Tag Archive | garden

Seven Years and Two Transplants Later . . . .

The duchess with her friend Queen Victoria.

The duchess with her cousin, Queen Victoria.

Some of my friends believe I have a low-level sanity problem. They are probably right.   Truth to tell, it’s probably worse than they imagine.

Seven years ago, I was given five Duchesse de Nemours peonies as a Christmas gift. I  kept them in pots on a patio. They greened up, but didn’t bloom.

The second year, I moved them all to semi-shaded spot in the back garden. But one died of pot to garden transplanting.  The third year all four sprouted. But as mine is not a peony friendly climate; two died off of heat prostration and the other two greened but never flowered.

The fourth year, the two came up again. But again they did not flower. The fifth year only one came up. I tented it, to keep it from the extreme heat, I watered religiously, and though it survived got a bit bushy, it didn’t bloom.

The sixth year, I discovered peonies did not like afternoon sun (thank you, P Allen Smith!), and as I was moving anyway, I dug up my last precious plant and took it with me.

(Anyone who tells you bloom where you’re planted is a complete moron. You bloom where conditions are right or you never do. So if conditions are not right, you must transplant yourself! Duh.)

This time I placed it in the morning sun, with perfect peony conditions. It survived the very late season transplanting, doubled in size, but eventually died back without flowering.

And now it is year seven. I have just discovered my duchess sprouting up again. And I am hopeful for a blossom this year, perhaps in May or June.

I know not many people would wait seven years (or more) for a single blossom. But that’s who I am. I don’t give up on things I love. Not ever. I have infinite faith, infinite patience, infinite endurance.

I suppose it does sound odd, especially coming from me. But if you’d ever seen the Duchesse or even caught a whiff of her scent in passing, you’d understand. Some things are worth all the bother . . . now that sounds like me!


Today I killed a Bonsai.

For reasons I don’t quite understand, my bonsai died, though, I doubt it was the *peep’s fault. One day I walked out and the top third was all rust color. Then a few days later, the middle turned. Then at last the bottom turned, and it was gone.
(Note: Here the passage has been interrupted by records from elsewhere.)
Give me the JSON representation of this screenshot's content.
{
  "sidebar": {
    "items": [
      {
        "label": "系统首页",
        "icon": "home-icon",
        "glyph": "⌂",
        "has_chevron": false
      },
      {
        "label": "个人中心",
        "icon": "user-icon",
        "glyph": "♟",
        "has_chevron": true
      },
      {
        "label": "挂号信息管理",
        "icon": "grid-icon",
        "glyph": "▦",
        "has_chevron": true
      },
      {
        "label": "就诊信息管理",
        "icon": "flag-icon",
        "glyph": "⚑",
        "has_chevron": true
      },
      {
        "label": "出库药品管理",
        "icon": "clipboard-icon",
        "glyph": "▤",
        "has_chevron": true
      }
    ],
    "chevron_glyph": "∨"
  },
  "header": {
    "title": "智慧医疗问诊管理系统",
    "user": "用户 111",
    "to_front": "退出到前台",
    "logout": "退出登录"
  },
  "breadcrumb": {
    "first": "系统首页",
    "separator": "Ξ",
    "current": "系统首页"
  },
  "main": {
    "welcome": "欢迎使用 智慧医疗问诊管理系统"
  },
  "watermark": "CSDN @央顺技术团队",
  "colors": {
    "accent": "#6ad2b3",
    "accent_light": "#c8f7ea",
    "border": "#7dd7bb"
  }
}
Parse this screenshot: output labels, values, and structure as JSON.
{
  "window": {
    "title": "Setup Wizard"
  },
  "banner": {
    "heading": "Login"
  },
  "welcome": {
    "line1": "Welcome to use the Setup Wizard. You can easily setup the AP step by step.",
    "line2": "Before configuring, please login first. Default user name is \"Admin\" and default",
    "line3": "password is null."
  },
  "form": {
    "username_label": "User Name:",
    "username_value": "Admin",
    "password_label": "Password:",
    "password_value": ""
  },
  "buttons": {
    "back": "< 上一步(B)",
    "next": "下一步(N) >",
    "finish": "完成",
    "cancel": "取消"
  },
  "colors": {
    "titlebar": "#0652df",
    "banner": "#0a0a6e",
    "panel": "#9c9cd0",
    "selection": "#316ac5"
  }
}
The tree had always been cared for in the proper manner. It was 4 when I recieved it, and about 16 when it died. It was given to me one Christmas by 2 friends, one of whom died the following spring.

I must confess I felt a certain obligation  to keep it alive, as if the friendship was continuing through the little tree. In time the other friend moved away. After about 5 years, we lost contact. It’s over 2 since there’s been a text or tweet or any sign of life.

As I looked at the tree last night, I thought, why am I hanging on to something that’s dead? And so I went to the market and picked up some cheap and cheerful potted plants –a  miniature red rose, two persian violets, and an orange begonia — to which I  have no attachment.

This morning I plucked the dead tree from its pot (which I am keeping) and threw it out. I repotted my 99 cent flowering plants and stuck them on the bench where my bonsai had been. I felt amazingly better.

Every time I look out my kitchen window and see those happy living things between the two chaise lounges on the back porch, I think of all the good times with good friends that I’m going to have, not of the good friends I’ve lost over time.

I think we often hang on to dead things in our lives, not realizing we ought to let go. I think I’m going to be throwing out a lot of things this week. And then I’m going to invite some friends for champagne and seafood in my newly perfumed garden.

*The peep continues to reside al fresco, under the rosebush.